Did you know that its ever-famous red, yellow and blue balloons on the package were inspired by those same colored balloons being sent up into the sky at the Indianapolis Speedway one day? It was the International Balloon Race. This sight instilled Elmer Cline, vice president of the company, with “wonder” and hence, the name and the balloons created that famous logo that is still on some grocery shelves to this day.
Did you know that in 1925, Taggart Baking sold out to Continental Baking (owned by Gene Autrey) and that in 1930 it began selling “sliced bread.”? Did you know that this inspired the expression, “the best thing since sliced bread”?
Did you know that in 1941 they introduced vitamins and minerals into the bread to make it healthier? (This was done to fight diseases like Beriberi and pellagra.) It was also mass produced to make it more affordable for the less fortunate of the day. They also introduced that same year a way of making it in a way to eliminate holes.
Fort-five years later they introduced Wonder Light, which added fiber. And in 2004 Interstate purchased Wonder Bread from Continental and ultimately filed for bankruptcy protection. But, they’re still in business and you can find the product yet today.
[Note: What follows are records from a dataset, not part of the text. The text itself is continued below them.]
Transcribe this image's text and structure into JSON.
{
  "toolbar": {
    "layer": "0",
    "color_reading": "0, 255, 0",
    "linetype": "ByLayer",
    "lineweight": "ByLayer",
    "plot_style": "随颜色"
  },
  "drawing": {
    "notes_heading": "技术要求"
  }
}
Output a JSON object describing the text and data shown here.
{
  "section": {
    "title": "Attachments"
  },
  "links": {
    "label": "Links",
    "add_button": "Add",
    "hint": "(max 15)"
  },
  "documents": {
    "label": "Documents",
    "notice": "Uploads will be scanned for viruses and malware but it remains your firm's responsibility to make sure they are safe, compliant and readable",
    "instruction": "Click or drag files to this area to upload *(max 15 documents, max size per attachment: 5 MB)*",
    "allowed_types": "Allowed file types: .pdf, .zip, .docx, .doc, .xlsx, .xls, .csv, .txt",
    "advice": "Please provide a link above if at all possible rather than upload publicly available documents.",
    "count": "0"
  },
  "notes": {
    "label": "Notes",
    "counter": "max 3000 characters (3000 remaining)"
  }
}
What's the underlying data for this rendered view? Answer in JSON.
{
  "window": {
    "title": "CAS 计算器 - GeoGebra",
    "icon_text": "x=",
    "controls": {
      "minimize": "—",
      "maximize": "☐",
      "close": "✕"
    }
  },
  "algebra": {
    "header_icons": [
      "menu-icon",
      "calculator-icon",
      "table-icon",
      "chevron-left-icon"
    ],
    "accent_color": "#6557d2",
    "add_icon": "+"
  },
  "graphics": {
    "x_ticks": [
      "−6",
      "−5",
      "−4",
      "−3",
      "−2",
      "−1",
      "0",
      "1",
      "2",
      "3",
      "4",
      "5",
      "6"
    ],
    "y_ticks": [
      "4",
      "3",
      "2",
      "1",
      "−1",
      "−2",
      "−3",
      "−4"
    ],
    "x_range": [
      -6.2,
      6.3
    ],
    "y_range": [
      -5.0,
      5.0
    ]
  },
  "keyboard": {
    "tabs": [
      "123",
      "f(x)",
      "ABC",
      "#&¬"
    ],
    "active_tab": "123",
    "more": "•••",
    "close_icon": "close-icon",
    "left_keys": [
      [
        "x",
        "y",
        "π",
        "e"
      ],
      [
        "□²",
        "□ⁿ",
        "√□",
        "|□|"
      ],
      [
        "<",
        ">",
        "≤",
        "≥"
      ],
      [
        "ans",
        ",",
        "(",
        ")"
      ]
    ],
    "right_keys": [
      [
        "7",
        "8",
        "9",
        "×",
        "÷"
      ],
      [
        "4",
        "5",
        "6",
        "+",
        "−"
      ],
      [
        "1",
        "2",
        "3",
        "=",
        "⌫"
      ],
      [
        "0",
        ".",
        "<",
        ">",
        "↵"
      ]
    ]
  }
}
Wonder Bread. Touted to build strong bodies in 12 different ways. Squishy white stuff that promises to do so much.
We are blessed to know the real wonder bread.
Jesus the Christ.
This wonder bread that we know as the son of God will always feed, always nurture and always be there. It will not go bankrupt. It isn’t squishy white stuff, but rock solid and eternal.
It is full of life in and of itself. And it is fully life-giving.
“I am the bread of life,” Jesus said. “Whoever comes to me will never be hungry.”
David Sellery, rector of St. John’s, Salisbury, Connecticut, suggests that “The crowd thinks they’ve caught the gravy train and they don’t want this party to end. After some probing, they put in their order, ‘Give us a sign to believe in you. How about a regular diet of manna raining from heaven? Jesus seizes on their opening to explain …” his being the bread of life. “He is offering himself as the spiritual food that will fill our deepest needs.”
They (and we) are being called into a more intimate relationship. Not only are we to follow him as the living Word of God, we are now to “consume him” as Fr. David puts it. “He wants to become part of us, to shape us to his purpose, to live in all that we do.
And part of this consummation takes us from being individuals experiencing something private and unique to us, but it becomes the common feast that brings us together as a community.
“We are not Christians because we call ourselves Christians. We are Christians because we are baptized into grace; nourished and strengthened, body and soul, fully committed, fully absorbed in the love of Christ.
“We are here to do God’s work in the world. We are here to share the Bread of Life with a world that is stuffed with sin and starving for love. ”1
And so, dear ones, as you receive Holy Communion next week, known as the body of Christ, you will be able to think of the many ways that this particular “wonder bread” strengthens you for your day to day journey. I pray that you will take this opportunity to re-member (as in re member) yourselves with the saints and family members long gone.
Feed on this opportunity with thanksgiving as it energizes you, knowing that it is that outward and visible sign of an inward spiritual grace that can and will let the light of Christ shine in you.
May it lead you to leave this holy place, filled with Christ’s light that is overflowing, not just for yourself but out into the world we are called to serve.
And may you also say this morning, “Thanks be to God.”
1 Sellery, David E., This Week’s Focus, An email publication. 7/13/2015.